Work item: Filter the material below down to the lines with the word "loss" and give those lines.

━━━━━ Task input

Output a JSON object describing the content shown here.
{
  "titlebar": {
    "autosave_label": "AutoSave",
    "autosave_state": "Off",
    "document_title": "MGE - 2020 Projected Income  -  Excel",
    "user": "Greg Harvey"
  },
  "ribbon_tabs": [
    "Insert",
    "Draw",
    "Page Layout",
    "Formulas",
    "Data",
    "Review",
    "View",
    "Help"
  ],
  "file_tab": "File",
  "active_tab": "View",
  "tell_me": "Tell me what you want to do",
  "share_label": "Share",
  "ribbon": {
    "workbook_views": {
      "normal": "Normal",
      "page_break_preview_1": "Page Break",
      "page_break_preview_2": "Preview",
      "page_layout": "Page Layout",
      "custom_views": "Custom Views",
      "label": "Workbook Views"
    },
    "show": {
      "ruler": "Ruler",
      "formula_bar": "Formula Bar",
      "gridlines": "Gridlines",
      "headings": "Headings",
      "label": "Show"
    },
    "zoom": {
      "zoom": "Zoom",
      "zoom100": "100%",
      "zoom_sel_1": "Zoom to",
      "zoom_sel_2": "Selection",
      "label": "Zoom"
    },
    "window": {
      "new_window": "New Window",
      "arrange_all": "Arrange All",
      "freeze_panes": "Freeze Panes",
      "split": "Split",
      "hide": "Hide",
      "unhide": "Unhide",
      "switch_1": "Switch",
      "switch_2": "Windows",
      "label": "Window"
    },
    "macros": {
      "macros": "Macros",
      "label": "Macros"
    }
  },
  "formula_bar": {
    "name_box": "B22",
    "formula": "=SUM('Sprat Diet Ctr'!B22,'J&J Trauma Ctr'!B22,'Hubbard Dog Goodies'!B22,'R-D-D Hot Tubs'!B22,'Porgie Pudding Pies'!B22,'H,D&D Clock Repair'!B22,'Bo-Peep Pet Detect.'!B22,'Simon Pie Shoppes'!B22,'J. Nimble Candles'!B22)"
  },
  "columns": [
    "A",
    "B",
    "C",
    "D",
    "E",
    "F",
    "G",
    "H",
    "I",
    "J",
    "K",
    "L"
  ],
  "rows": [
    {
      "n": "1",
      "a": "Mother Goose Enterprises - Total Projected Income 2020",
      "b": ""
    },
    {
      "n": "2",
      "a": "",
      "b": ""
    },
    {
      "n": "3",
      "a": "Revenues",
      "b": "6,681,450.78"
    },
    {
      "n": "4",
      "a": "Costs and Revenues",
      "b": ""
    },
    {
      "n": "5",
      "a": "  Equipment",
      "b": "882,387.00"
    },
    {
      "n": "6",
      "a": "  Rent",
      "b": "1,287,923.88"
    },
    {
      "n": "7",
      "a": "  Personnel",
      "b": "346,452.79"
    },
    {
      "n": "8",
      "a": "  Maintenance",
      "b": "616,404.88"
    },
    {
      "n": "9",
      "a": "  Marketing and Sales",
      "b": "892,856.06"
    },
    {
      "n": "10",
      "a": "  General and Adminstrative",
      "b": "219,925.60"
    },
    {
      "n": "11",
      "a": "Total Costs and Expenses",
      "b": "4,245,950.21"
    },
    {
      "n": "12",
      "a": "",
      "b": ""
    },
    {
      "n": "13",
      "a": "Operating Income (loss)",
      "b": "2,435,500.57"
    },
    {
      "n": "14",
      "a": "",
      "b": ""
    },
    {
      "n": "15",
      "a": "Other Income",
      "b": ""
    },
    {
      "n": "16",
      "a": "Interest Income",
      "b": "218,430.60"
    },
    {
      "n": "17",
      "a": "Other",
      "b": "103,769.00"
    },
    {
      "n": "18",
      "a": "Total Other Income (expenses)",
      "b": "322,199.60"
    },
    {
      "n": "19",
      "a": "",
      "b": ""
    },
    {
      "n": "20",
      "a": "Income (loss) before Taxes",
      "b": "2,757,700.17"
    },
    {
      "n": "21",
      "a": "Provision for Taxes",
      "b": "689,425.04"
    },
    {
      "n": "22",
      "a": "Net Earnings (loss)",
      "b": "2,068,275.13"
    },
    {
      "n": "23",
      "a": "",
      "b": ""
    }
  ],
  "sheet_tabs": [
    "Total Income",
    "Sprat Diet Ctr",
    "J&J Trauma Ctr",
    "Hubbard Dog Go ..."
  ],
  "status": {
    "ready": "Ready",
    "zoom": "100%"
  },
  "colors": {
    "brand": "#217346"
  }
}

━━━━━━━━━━

Answer section:
      "a": "Operating Income (loss)",
      "a": "Income (loss) before Taxes",
      "a": "Net Earnings (loss)",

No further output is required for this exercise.